While it was initially intended to treat conditions such as borderline personality disorder, it now aims to teach people healthy coping strategies against stress, techniques to regulate emotions, and of course, ways to live in the moment.
The underlying premise is to help people adjust to a constant changing world and maintain a sense of quality value in yourself. DBT helps encourage students to realize their strengths and special attributes that are unique to them. The techniques that are used help students begin to analyze their own behavior and identify any patterns of destructive behavior that can affect yourself and others around you. You can start to do this by identifying behavior or thoughts that are not helpful in your daily routine to maintain a positive outlook. Reflecting upon ourselves we can often find strategies that work for us to accept and tolerate anything that may come our way and be better prepared for the world. Ultimately the goal is to learn how to effectively communicate with ourselves and others in our life.
Dialectical Behavioral Therapy Techniques
What is mindfulness? The ability to live in the moment is not something everyone is equally blessed with. And so, learning to pay attention to what is happening inside your mind and body and then tuning in to the events happening around you by using your senses are at the core of most mindfulness practices.
It teaches you to calm down, accept how you feel, and use the right tools to deal with your emotional pain. Furthermore, if achieved the right way, it can also do wonders to reduce your impulsive behavior.
As the name suggests, distress tolerance is all about gaining the skills to deal with the crisis at hand. Some of them include:
- Belief in improving the current moment
Identifying and naming your emotions can be a powerful strategy when it comes to improving emotional regulation. This is precisely what this intervention aims to achieve.
Being assertive in a relationship can be a challenge. Expressing your needs and having them met is surely a daunting task for those who struggle with interpersonal effectiveness. And so, DBT aims to address the very phenomenon so you can maintain a healthy bond with the people in your life.
What Else Can It Help With?
When CBT alone did not prove to be effective in treating those with borderline personality disorder, DBT emerged as an added intervention to meet the needs of those with diverse issues.
Hence, it has proved to be a valuable approach in dealing with several conditions such as:
- Bipolar disorder
- Attention-deficit/hyperactivity disorder (ADHD)
- Generalized anxiety disorder (GAD)
- Borderline personality disorder (BPD)
- Non-suicidal self-injury
- Suicidal behavior
- Substance use disorder
- Post-traumatic stress disorder (PTSD)
- Obsessive-compulsive disorder (OCD)

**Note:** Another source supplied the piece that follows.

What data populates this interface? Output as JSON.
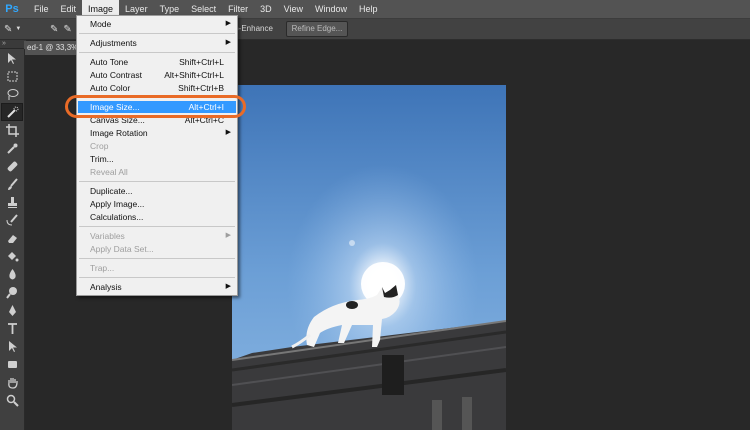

- Major depressive disorder
- Eating disorders
What Are the Benefits?
A huge part of the process involves offering validation in a healthy therapist and patient relationship. This way, the latter is less likely to get distressed and more likely to cooperate. However, there are different goals and structures attached to different therapeutic settings. In a nutshell, the therapist focuses on six key areas:
- Acceptance and change
- Behavioral modification
- Cognitive work
- Skill sets
How Effective Is It?
DBT has come a long way in helping people gain valuable coping skills in terms of managing and expressing strong emotions. Furthermore, it has also been deemed an effective approach regardless of a person's race, sex, age, gender identity, etc. Interestingly, it is also effective in treating disruptive mood dysregulation disorder in children.
Our Final Thoughts
In a nutshell, dialectical behavioral therapy is a groundbreaking treatment for several conditions among children and adults alike. Through its acceptance-oriented skills, the intervention has proved to be an asset to the world of medicine. However, the best way to determine whether it is right for you is by consulting a well-trained professional in the field.